The really thorny issues of human rights and corruption are where Creating Shared Value does not borrow, though it has been very much part of our work, as I described again yesterday with our challenge to organised crime in Ukraine over the profiteering from institutionalised and disabled children, leading on to the dishonesty of organisations like USAID and The British Council
Our letter to USAID and the Senate Council on Foreign Relations reveals the severity of what we were dealing with - organised crime maximising profit from care of the disabled and a trade in aborted foetuses. .
We were most certainly dissed, but I didn't notice any sustainablity consultants joining our cause.
It was the Guardian editors on social enterprise and sustainable business who were first to be offered my article 'Re-Imagining Capitalism for People and Planet'
As I said of my colleague yesterday - "he knew he stood alone"
The Guardian has been particularly hostile to my introducing our work for the Economics for Ecology conferences. My comments were repeatedly removed.
When I had the temerity to disagree with Mark Kramer however it reached the point of total blocking. When Kramer asserted that companies could profit from solving social problems I'd suggested that profit should be used for solving social problems, as did our papers.
Our approach was "profit for purpose" not "profit from a purpose" I'd pointed out.
I then asked 'Is Mark Kramer afraid' to engage in discussion.
I'm not sure what I'm dealing with here. As we'd pointed out earlier these disenfranchised children were very much the place development agencies did noty want to go. On the other hand, it could just be these editors establishing their own reputations, at any cost to the vulnerable.
As our founder put it on the About page of this site:

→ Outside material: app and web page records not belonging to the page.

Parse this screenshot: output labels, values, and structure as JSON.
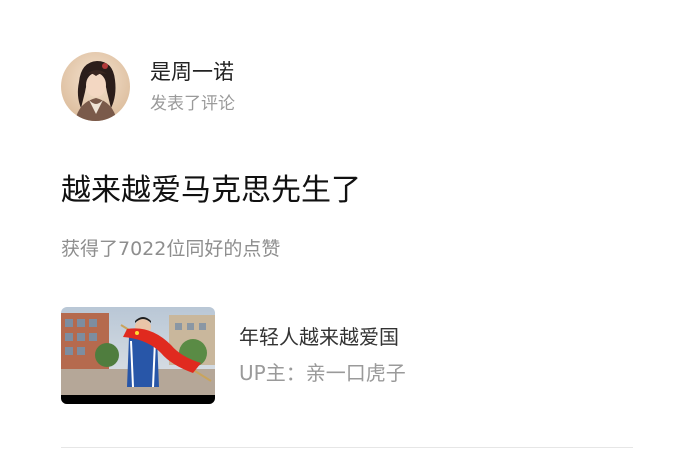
{
  "author": {
    "name": "是周一诺",
    "action": "发表了评论"
  },
  "comment": {
    "text": "越来越爱马克思先生了",
    "likes": "获得了7022位同好的点赞"
  },
  "video": {
    "title": "年轻人越来越爱国",
    "uploader": "UP主：亲一口虎子"
  },
  "colors": {
    "muted_text": "#9a9a9a",
    "divider": "#e6e6e6"
  }
}
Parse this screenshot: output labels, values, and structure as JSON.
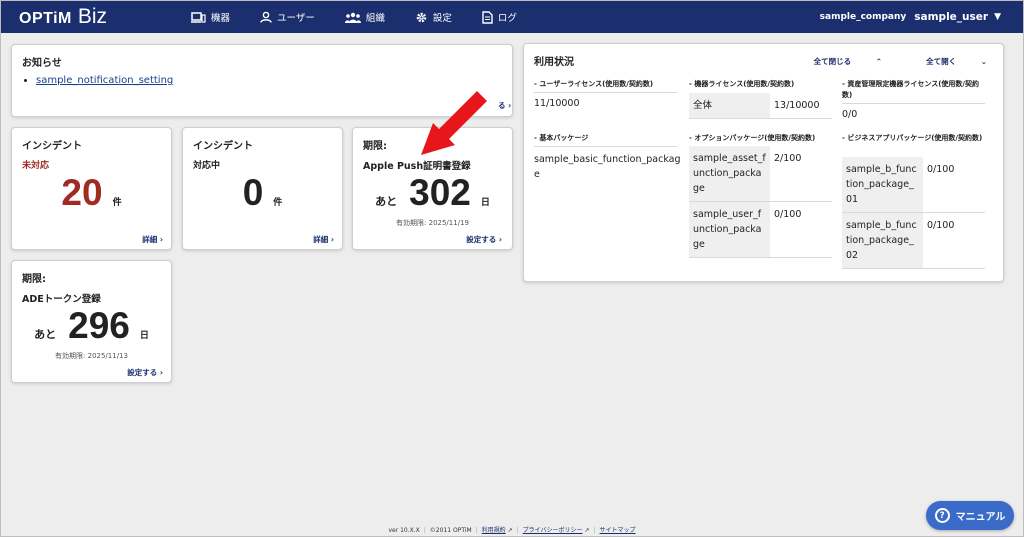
{
  "header": {
    "logo_optim": "OPTiM",
    "logo_biz": "Biz",
    "nav": [
      {
        "label": "機器",
        "icon": "device-icon"
      },
      {
        "label": "ユーザー",
        "icon": "user-icon"
      },
      {
        "label": "組織",
        "icon": "organization-icon"
      },
      {
        "label": "設定",
        "icon": "gear-icon"
      },
      {
        "label": "ログ",
        "icon": "log-icon"
      }
    ],
    "company": "sample_company",
    "user": "sample_user"
  },
  "notice": {
    "title": "お知らせ",
    "items": [
      "sample_notification_setting"
    ],
    "more_label": "る"
  },
  "incident_unhandled": {
    "title": "インシデント",
    "status": "未対応",
    "count": "20",
    "unit": "件",
    "link": "詳細"
  },
  "incident_handling": {
    "title": "インシデント",
    "status": "対応中",
    "count": "0",
    "unit": "件",
    "link": "詳細"
  },
  "apple_push": {
    "title": "期限:",
    "name": "Apple Push証明書登録",
    "prefix": "あと",
    "days": "302",
    "unit": "日",
    "expiry": "有効期限: 2025/11/19",
    "link": "設定する"
  },
  "ade_token": {
    "title": "期限:",
    "name": "ADEトークン登録",
    "prefix": "あと",
    "days": "296",
    "unit": "日",
    "expiry": "有効期限: 2025/11/13",
    "link": "設定する"
  },
  "usage": {
    "title": "利用状況",
    "collapse_all": "全て閉じる",
    "expand_all": "全て開く",
    "user_license": {
      "heading": "ユーザーライセンス(使用数/契約数)",
      "value": "11/10000"
    },
    "device_license": {
      "heading": "機器ライセンス(使用数/契約数)",
      "rows": [
        {
          "name": "全体",
          "value": "13/10000"
        }
      ]
    },
    "asset_license": {
      "heading": "資産管理限定機器ライセンス(使用数/契約数)",
      "value": "0/0"
    },
    "basic_package": {
      "heading": "基本パッケージ",
      "value": "sample_basic_function_package"
    },
    "option_package": {
      "heading": "オプションパッケージ(使用数/契約数)",
      "rows": [
        {
          "name": "sample_asset_function_package",
          "value": "2/100"
        },
        {
          "name": "sample_user_function_package",
          "value": "0/100"
        }
      ]
    },
    "business_package": {
      "heading": "ビジネスアプリパッケージ(使用数/契約数)",
      "rows": [
        {
          "name": "sample_b_function_package_01",
          "value": "0/100"
        },
        {
          "name": "sample_b_function_package_02",
          "value": "0/100"
        }
      ]
    }
  },
  "footer": {
    "version": "ver 10.X.X",
    "copyright": "©2011 OPTiM",
    "terms": "利用規約",
    "privacy": "プライバシーポリシー",
    "sitemap": "サイトマップ"
  },
  "manual_button": "マニュアル",
  "colors": {
    "header_bg": "#1b2f6e",
    "danger": "#a02a24",
    "annotation_arrow": "#e8161b",
    "manual_btn": "#3a6bc9"
  }
}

P-CED is now based in UK as a profit-for-purpose company, since 2004. We conduct small business for profit in UK, and invest profits for social purpose under profit-for-purpose rules in UK. This is somewhat similar to non-profit in the US, except we can conduct any business we see fit according to normal business rules without restrictions that bind non-profits or charities. We pay company and personal taxes according to usual business rules. Profits are not shielded in any way from normal taxation that any for-profit business has to pay. Whatever is left over is invested in the social purpose or purposes of our own choosing. That way we can do business in the normal, traditional way, changing only one thing: the output, what happens with profit.

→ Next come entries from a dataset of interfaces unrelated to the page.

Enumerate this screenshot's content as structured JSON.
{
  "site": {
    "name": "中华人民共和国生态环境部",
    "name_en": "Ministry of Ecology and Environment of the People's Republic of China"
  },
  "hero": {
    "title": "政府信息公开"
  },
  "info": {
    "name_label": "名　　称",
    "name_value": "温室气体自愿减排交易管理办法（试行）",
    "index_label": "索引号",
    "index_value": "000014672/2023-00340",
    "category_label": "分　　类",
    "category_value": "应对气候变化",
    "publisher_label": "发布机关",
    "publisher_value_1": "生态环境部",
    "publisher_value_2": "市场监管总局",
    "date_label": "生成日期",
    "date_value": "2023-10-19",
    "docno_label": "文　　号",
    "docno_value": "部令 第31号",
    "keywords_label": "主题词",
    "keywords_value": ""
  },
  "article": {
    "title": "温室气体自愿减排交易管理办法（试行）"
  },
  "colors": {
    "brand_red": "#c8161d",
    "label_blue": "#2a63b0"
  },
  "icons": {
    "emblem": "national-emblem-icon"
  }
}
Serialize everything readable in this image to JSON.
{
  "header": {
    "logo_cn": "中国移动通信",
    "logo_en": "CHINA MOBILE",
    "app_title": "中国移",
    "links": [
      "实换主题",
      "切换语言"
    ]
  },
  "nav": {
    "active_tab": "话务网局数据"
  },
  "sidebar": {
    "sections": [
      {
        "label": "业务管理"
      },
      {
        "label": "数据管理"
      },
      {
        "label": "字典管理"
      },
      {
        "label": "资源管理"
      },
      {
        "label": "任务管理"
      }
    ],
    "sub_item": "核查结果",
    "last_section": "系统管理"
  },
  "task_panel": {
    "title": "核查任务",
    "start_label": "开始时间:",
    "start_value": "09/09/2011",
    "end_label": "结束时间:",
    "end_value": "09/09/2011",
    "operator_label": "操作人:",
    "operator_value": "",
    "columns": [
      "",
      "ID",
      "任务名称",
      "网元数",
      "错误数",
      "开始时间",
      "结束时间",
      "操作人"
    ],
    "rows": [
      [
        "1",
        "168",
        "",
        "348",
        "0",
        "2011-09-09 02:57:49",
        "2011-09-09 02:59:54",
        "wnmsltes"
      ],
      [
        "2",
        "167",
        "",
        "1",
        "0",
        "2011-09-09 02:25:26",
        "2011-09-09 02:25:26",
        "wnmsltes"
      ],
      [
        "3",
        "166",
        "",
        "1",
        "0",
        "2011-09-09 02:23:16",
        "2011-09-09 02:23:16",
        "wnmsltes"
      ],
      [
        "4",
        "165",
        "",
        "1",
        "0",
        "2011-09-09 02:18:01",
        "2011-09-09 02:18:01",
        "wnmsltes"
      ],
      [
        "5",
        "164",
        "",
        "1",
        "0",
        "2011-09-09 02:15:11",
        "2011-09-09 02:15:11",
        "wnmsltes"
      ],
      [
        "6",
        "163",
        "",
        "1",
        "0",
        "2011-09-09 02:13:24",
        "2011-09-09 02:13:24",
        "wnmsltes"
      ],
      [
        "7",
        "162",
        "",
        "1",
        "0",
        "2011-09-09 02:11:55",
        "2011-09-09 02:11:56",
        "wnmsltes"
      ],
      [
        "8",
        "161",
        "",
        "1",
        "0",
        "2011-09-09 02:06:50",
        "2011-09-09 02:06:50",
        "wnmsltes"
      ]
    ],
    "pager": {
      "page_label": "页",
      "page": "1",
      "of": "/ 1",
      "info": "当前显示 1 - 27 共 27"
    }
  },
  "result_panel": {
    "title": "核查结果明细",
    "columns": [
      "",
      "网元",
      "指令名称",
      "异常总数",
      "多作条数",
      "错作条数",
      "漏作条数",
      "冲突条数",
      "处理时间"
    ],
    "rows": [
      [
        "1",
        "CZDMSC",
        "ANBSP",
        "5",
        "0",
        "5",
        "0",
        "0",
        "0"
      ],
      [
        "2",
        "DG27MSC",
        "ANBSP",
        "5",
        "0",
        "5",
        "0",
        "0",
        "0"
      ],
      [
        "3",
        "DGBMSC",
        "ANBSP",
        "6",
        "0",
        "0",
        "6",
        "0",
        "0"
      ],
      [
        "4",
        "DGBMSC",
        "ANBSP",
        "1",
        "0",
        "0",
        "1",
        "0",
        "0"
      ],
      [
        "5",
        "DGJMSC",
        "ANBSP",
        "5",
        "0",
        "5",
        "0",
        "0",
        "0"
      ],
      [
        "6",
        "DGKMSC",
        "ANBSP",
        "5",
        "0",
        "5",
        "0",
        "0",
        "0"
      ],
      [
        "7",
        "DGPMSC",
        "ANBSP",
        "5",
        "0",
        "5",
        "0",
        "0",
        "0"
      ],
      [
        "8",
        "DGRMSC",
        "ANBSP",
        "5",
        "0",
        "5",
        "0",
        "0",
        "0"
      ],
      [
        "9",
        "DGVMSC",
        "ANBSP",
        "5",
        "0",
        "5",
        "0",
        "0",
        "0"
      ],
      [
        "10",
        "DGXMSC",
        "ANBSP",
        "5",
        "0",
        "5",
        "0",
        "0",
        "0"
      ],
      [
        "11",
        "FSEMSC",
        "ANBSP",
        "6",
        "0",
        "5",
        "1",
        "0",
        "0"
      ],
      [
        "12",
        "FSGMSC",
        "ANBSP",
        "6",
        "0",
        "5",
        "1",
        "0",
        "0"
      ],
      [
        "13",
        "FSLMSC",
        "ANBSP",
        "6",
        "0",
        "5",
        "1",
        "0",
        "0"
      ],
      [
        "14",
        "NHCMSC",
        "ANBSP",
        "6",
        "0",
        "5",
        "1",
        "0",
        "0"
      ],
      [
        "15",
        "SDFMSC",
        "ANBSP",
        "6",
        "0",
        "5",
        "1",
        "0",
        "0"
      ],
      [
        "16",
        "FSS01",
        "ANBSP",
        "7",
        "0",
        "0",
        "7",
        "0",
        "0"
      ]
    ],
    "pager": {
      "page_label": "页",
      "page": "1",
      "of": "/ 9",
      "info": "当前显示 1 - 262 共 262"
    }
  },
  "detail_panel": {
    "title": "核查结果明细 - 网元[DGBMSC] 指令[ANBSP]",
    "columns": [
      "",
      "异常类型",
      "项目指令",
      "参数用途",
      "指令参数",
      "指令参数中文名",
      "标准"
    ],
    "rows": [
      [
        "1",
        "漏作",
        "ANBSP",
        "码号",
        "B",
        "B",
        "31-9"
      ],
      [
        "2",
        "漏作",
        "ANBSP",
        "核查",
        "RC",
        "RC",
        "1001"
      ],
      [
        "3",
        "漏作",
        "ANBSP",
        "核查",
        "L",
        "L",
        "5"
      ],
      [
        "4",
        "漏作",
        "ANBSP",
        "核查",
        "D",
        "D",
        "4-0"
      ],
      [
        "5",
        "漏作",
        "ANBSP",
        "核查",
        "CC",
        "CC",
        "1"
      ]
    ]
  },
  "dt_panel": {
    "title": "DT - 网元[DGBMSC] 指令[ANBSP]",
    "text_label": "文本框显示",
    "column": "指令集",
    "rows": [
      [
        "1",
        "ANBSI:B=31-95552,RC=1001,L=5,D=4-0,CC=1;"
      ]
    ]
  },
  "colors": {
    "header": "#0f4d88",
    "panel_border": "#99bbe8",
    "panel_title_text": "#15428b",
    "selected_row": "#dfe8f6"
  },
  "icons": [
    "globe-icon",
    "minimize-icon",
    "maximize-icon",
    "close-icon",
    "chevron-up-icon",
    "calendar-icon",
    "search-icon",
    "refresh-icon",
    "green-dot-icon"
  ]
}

We research and design regional and national programs. More about these programs are in the "Projects" section. We continue throughout with advocacy and activism in raising awareness of stakeholders we aim to help: vulnerable children, and people in poverty, first.
These problems almost always stem from government corruption that was a way of life in the USSR, and remains so to varying degrees. Hence the overall process of what we do in promoting change inevitably runs into varying degrees of conflict along the way. Dealing with such things as threats and smears is as much a part of projects as the hope and good will built within communities for standing up to it. Hope, good will, and improved lives far outweigh the stresses and strains mounted by corrupt government officials, so strife and institutional resistance to change are taken in stride as part of the change process.

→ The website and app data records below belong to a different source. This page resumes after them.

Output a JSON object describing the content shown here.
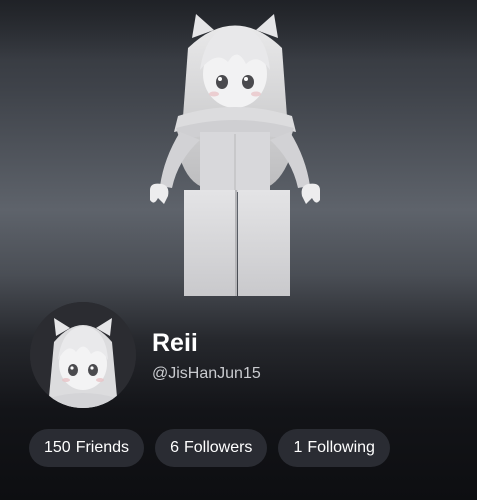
{
  "profile": {
    "display_name": "Reii",
    "username": "@JisHanJun15"
  },
  "stats": [
    {
      "count": "150",
      "label": "Friends"
    },
    {
      "count": "6",
      "label": "Followers"
    },
    {
      "count": "1",
      "label": "Following"
    }
  ],
  "colors": {
    "pill_background": "#2a2c33",
    "name_text": "#ffffff",
    "username_text": "#c9cbcf"
  }
}
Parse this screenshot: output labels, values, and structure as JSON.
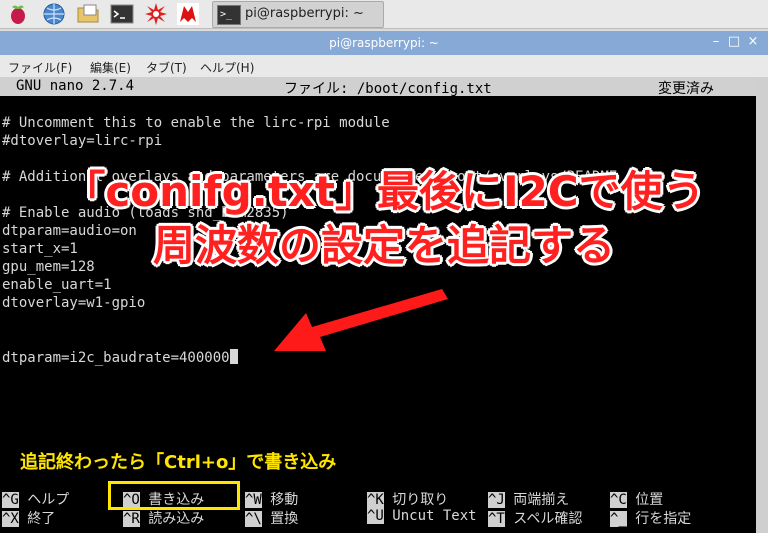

That's something worth dwelling on - Hope, good will and improved lives weighed against the cost of taking a stand .
Can we propagate good while opposing what is harmful?
In The 'Death of the Liberal Class', Chris Hedges seems to capture the essence of this corporate dilution